■ **Your objective**: Go through the data and retrieve each line that includes the string "JSON".

[Dataset entries]
======

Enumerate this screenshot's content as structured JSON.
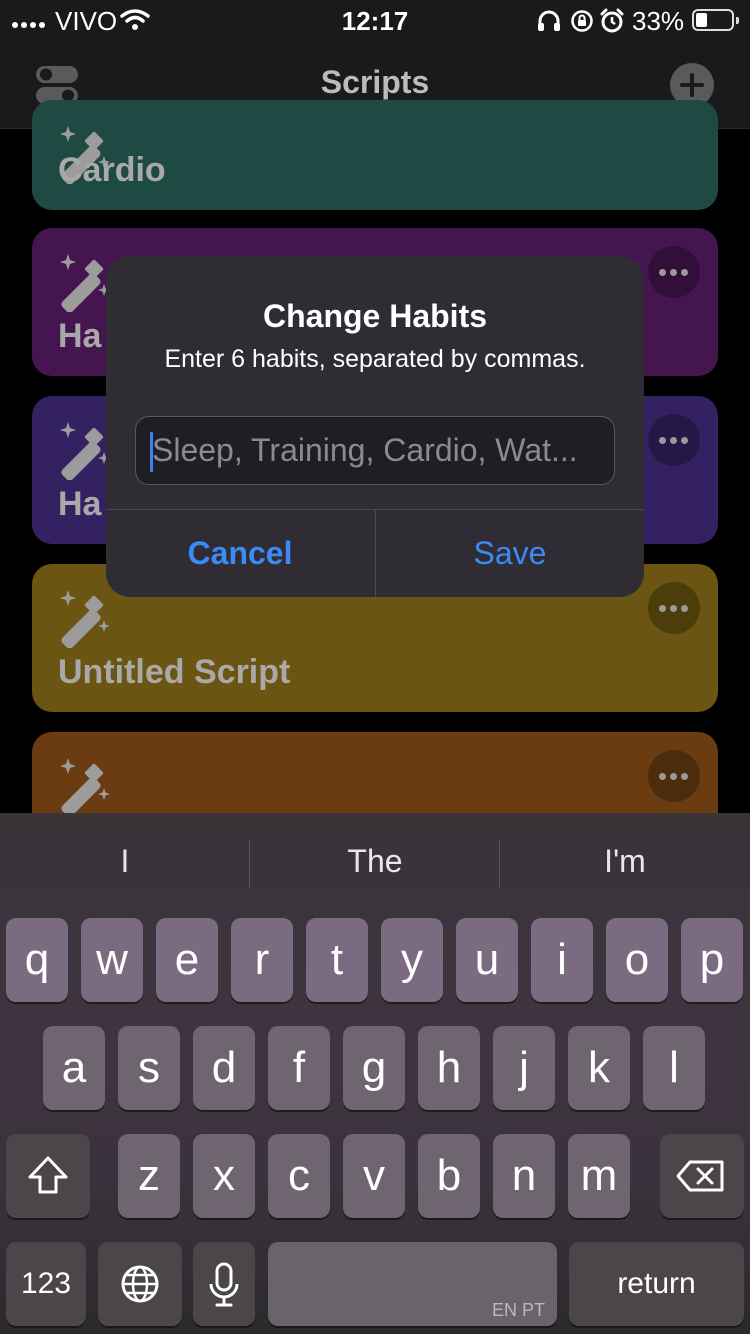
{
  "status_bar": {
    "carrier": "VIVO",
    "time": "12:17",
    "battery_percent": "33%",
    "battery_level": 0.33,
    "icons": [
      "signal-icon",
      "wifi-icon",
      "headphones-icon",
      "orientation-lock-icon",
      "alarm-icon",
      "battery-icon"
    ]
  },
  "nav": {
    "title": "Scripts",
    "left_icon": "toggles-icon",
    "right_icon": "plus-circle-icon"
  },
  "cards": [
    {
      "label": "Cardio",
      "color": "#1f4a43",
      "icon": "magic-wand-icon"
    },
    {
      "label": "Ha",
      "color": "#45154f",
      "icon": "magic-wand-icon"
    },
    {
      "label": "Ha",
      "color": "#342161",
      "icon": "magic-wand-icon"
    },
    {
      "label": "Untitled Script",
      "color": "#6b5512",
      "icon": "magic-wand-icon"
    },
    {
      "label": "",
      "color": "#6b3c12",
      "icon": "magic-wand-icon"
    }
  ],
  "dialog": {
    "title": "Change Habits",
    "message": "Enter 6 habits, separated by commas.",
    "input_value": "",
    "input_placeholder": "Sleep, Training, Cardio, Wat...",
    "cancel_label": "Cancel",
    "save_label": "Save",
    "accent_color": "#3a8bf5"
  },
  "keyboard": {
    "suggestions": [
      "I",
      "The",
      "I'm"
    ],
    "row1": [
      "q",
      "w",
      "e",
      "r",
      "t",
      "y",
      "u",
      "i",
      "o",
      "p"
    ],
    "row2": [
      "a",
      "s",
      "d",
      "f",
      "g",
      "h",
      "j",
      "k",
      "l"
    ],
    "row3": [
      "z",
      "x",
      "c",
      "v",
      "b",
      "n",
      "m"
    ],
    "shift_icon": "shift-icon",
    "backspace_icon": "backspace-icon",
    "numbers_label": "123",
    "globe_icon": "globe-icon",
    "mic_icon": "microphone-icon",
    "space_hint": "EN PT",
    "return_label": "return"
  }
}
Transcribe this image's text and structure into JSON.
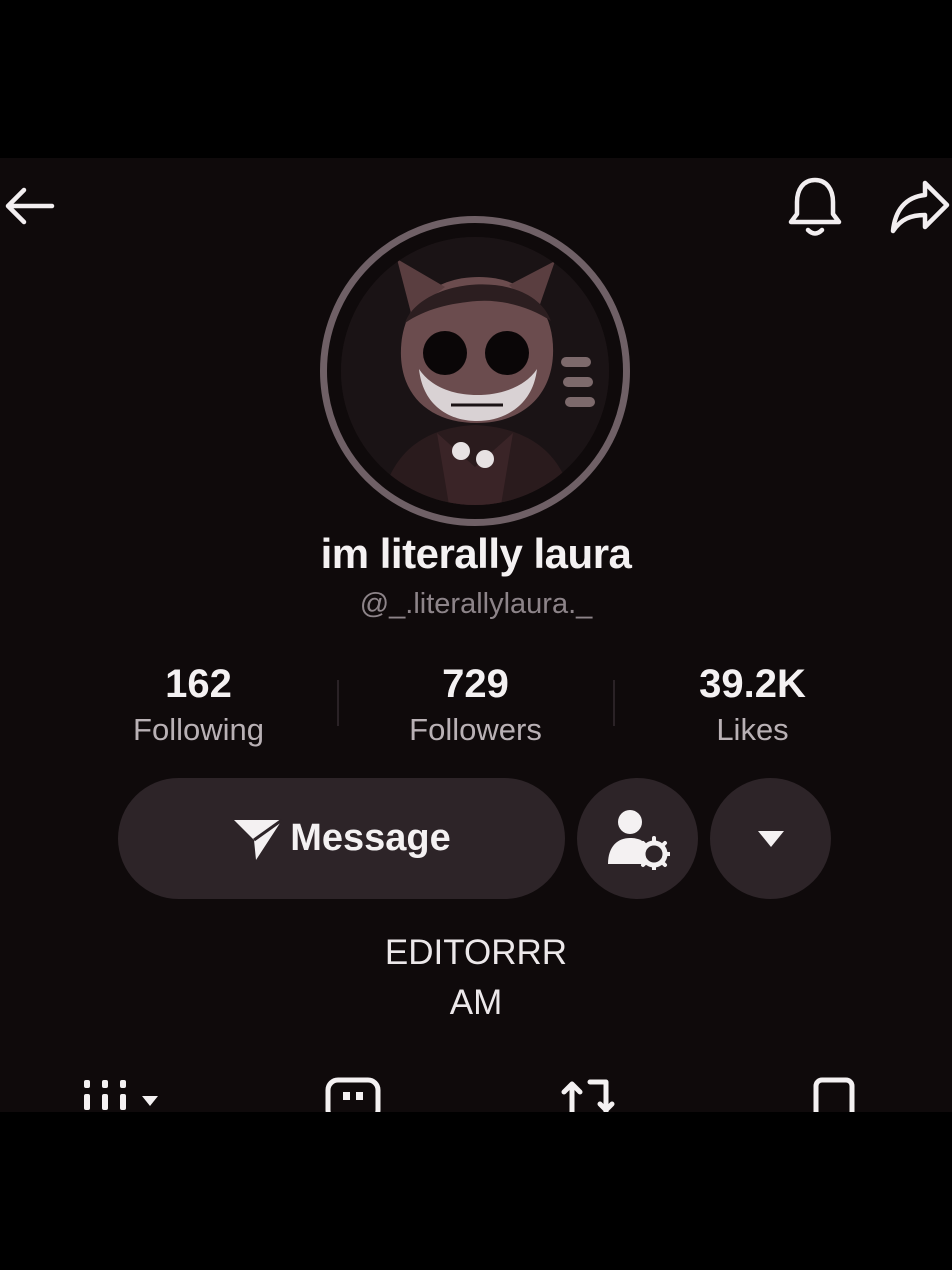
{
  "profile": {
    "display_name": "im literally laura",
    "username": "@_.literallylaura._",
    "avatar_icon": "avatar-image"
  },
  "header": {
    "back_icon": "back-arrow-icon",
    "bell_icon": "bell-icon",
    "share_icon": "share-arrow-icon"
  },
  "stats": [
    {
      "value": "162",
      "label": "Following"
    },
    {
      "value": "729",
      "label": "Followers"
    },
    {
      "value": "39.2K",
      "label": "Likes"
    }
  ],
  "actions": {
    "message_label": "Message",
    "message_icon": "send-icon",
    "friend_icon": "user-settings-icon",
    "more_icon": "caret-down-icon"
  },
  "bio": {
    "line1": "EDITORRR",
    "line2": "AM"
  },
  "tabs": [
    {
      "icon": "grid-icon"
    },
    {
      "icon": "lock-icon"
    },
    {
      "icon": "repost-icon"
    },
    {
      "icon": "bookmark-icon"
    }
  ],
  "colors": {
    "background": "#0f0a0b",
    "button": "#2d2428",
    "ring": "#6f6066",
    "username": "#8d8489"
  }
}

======

■ **The completed task**:
Enumerate this screenshot's content as structured JSON.
Transcribe this image's text and structure into JSON.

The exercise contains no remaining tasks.